** How to complete this task **
Write the entries out again. Each one must match exactly.

Stored dataset items:
Start of Block

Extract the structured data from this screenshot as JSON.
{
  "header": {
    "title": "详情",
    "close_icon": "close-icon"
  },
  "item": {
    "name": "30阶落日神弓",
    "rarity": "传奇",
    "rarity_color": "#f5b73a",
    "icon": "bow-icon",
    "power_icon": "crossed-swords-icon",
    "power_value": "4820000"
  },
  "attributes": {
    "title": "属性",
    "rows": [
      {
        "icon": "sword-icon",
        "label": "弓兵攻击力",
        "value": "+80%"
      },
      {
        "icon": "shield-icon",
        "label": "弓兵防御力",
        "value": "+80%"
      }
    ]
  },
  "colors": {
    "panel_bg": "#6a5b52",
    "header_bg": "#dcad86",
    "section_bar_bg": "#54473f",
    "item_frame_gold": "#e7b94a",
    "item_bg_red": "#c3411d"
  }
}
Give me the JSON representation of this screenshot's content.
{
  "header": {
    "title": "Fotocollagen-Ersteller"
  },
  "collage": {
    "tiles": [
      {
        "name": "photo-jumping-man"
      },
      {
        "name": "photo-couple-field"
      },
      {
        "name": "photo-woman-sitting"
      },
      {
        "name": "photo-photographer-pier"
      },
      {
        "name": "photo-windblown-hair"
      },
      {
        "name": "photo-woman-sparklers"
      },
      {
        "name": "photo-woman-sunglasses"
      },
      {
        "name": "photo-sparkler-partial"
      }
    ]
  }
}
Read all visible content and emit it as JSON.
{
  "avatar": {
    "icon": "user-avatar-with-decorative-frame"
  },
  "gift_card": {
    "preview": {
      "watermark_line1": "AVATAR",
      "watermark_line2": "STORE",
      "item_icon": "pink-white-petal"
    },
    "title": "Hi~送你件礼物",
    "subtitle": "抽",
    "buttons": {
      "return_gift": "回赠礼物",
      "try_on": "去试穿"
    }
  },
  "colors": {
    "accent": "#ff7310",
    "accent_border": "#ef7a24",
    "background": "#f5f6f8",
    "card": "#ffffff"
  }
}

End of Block

** Answer area **
Extract the structured data from this screenshot as JSON.
{
  "header": {
    "title": "详情",
    "close_icon": "close-icon"
  },
  "item": {
    "name": "30阶落日神弓",
    "rarity": "传奇",
    "rarity_color": "#f5b73a",
    "icon": "bow-icon",
    "power_icon": "crossed-swords-icon",
    "power_value": "4820000"
  },
  "attributes": {
    "title": "属性",
    "rows": [
      {
        "icon": "sword-icon",
        "label": "弓兵攻击力",
        "value": "+80%"
      },
      {
        "icon": "shield-icon",
        "label": "弓兵防御力",
        "value": "+80%"
      }
    ]
  },
  "colors": {
    "panel_bg": "#6a5b52",
    "header_bg": "#dcad86",
    "section_bar_bg": "#54473f",
    "item_frame_gold": "#e7b94a",
    "item_bg_red": "#c3411d"
  }
}
Give me the JSON representation of this screenshot's content.
{
  "header": {
    "title": "Fotocollagen-Ersteller"
  },
  "collage": {
    "tiles": [
      {
        "name": "photo-jumping-man"
      },
      {
        "name": "photo-couple-field"
      },
      {
        "name": "photo-woman-sitting"
      },
      {
        "name": "photo-photographer-pier"
      },
      {
        "name": "photo-windblown-hair"
      },
      {
        "name": "photo-woman-sparklers"
      },
      {
        "name": "photo-woman-sunglasses"
      },
      {
        "name": "photo-sparkler-partial"
      }
    ]
  }
}
Read all visible content and emit it as JSON.
{
  "avatar": {
    "icon": "user-avatar-with-decorative-frame"
  },
  "gift_card": {
    "preview": {
      "watermark_line1": "AVATAR",
      "watermark_line2": "STORE",
      "item_icon": "pink-white-petal"
    },
    "title": "Hi~送你件礼物",
    "subtitle": "抽",
    "buttons": {
      "return_gift": "回赠礼物",
      "try_on": "去试穿"
    }
  },
  "colors": {
    "accent": "#ff7310",
    "accent_border": "#ef7a24",
    "background": "#f5f6f8",
    "card": "#ffffff"
  }
}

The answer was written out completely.